Exercise instructions
What you return must match the records exactly.

::: Dataset excerpts :::

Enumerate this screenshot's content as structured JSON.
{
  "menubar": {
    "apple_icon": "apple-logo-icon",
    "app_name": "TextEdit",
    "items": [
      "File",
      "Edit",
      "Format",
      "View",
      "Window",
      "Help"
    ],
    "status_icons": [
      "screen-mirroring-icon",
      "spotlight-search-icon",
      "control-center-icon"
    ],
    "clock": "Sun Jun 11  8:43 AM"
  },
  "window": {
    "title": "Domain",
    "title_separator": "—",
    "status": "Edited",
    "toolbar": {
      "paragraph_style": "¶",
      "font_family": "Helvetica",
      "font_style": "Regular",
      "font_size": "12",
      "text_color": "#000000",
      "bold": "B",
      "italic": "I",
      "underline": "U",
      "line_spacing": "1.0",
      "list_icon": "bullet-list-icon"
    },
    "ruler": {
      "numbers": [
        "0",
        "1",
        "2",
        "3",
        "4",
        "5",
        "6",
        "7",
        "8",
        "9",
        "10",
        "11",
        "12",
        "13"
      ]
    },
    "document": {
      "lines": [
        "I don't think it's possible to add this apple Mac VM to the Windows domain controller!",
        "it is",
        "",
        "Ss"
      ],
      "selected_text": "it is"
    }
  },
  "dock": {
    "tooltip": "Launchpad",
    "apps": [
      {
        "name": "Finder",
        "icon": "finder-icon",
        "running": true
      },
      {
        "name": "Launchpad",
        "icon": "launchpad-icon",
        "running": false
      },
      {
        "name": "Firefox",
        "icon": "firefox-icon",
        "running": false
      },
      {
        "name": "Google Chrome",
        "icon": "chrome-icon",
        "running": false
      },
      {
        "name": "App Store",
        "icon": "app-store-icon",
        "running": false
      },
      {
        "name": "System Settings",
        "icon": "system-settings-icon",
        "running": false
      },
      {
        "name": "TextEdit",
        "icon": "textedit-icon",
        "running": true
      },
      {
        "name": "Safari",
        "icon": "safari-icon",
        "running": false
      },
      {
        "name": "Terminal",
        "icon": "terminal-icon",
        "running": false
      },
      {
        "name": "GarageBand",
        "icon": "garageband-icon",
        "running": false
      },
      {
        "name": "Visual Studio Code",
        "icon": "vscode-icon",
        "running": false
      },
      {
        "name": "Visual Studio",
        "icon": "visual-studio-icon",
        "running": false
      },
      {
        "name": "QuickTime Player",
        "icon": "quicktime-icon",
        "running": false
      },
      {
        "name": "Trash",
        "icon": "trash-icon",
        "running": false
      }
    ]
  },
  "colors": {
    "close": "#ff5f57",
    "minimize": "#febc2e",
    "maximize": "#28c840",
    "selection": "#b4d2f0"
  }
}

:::

Expected answer
Enumerate this screenshot's content as structured JSON.
{
  "menubar": {
    "apple_icon": "apple-logo-icon",
    "app_name": "TextEdit",
    "items": [
      "File",
      "Edit",
      "Format",
      "View",
      "Window",
      "Help"
    ],
    "status_icons": [
      "screen-mirroring-icon",
      "spotlight-search-icon",
      "control-center-icon"
    ],
    "clock": "Sun Jun 11  8:43 AM"
  },
  "window": {
    "title": "Domain",
    "title_separator": "—",
    "status": "Edited",
    "toolbar": {
      "paragraph_style": "¶",
      "font_family": "Helvetica",
      "font_style": "Regular",
      "font_size": "12",
      "text_color": "#000000",
      "bold": "B",
      "italic": "I",
      "underline": "U",
      "line_spacing": "1.0",
      "list_icon": "bullet-list-icon"
    },
    "ruler": {
      "numbers": [
        "0",
        "1",
        "2",
        "3",
        "4",
        "5",
        "6",
        "7",
        "8",
        "9",
        "10",
        "11",
        "12",
        "13"
      ]
    },
    "document": {
      "lines": [
        "I don't think it's possible to add this apple Mac VM to the Windows domain controller!",
        "it is",
        "",
        "Ss"
      ],
      "selected_text": "it is"
    }
  },
  "dock": {
    "tooltip": "Launchpad",
    "apps": [
      {
        "name": "Finder",
        "icon": "finder-icon",
        "running": true
      },
      {
        "name": "Launchpad",
        "icon": "launchpad-icon",
        "running": false
      },
      {
        "name": "Firefox",
        "icon": "firefox-icon",
        "running": false
      },
      {
        "name": "Google Chrome",
        "icon": "chrome-icon",
        "running": false
      },
      {
        "name": "App Store",
        "icon": "app-store-icon",
        "running": false
      },
      {
        "name": "System Settings",
        "icon": "system-settings-icon",
        "running": false
      },
      {
        "name": "TextEdit",
        "icon": "textedit-icon",
        "running": true
      },
      {
        "name": "Safari",
        "icon": "safari-icon",
        "running": false
      },
      {
        "name": "Terminal",
        "icon": "terminal-icon",
        "running": false
      },
      {
        "name": "GarageBand",
        "icon": "garageband-icon",
        "running": false
      },
      {
        "name": "Visual Studio Code",
        "icon": "vscode-icon",
        "running": false
      },
      {
        "name": "Visual Studio",
        "icon": "visual-studio-icon",
        "running": false
      },
      {
        "name": "QuickTime Player",
        "icon": "quicktime-icon",
        "running": false
      },
      {
        "name": "Trash",
        "icon": "trash-icon",
        "running": false
      }
    ]
  },
  "colors": {
    "close": "#ff5f57",
    "minimize": "#febc2e",
    "maximize": "#28c840",
    "selection": "#b4d2f0"
  }
}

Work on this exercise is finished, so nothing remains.